[Exercise prompt]:
Would you copy every line of the listing below that includes the word "icon"?

Excerpted records below:

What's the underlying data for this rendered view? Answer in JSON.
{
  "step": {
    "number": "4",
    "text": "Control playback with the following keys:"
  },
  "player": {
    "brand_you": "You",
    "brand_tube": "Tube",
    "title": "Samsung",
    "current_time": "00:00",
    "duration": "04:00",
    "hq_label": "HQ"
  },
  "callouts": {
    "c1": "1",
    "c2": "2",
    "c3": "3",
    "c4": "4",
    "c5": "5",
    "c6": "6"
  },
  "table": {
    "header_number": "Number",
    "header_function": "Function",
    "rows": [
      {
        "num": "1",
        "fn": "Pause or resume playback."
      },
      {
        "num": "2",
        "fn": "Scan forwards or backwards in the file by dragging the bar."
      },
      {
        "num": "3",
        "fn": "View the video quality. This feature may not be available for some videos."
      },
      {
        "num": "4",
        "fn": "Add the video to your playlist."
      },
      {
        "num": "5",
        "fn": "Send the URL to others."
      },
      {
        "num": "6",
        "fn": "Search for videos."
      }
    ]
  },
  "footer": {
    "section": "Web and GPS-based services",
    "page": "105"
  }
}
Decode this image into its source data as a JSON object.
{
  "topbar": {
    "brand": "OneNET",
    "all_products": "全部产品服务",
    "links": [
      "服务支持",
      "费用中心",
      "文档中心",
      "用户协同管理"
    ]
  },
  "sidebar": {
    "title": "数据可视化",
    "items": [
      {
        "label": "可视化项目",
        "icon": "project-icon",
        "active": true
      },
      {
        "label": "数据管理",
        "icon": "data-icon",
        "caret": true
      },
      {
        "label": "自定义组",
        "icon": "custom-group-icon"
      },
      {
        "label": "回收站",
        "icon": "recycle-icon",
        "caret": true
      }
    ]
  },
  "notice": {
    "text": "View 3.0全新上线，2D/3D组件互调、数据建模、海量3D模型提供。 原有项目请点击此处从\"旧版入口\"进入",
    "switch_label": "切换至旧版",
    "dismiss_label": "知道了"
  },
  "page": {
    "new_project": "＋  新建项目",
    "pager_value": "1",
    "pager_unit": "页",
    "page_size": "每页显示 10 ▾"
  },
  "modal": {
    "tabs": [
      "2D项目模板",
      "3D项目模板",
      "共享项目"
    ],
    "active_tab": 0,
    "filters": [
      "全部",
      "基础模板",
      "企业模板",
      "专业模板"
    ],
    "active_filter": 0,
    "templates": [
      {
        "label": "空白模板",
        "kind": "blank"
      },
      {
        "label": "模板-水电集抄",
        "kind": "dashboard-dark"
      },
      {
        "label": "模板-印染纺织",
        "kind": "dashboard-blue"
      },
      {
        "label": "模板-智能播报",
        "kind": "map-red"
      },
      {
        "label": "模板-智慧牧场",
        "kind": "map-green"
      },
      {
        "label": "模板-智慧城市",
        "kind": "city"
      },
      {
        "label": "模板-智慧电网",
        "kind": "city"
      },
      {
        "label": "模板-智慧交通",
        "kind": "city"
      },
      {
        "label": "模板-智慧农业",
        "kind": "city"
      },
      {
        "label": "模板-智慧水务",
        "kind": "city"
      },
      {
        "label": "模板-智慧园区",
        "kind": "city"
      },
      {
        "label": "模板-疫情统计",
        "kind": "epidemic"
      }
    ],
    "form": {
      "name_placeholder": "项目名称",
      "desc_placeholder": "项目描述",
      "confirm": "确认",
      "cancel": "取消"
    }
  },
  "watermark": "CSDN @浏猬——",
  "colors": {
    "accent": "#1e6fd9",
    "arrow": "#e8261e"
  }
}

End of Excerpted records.

[Output below]:
        "icon": "project-icon",
        "icon": "data-icon",
        "icon": "custom-group-icon"
        "icon": "recycle-icon",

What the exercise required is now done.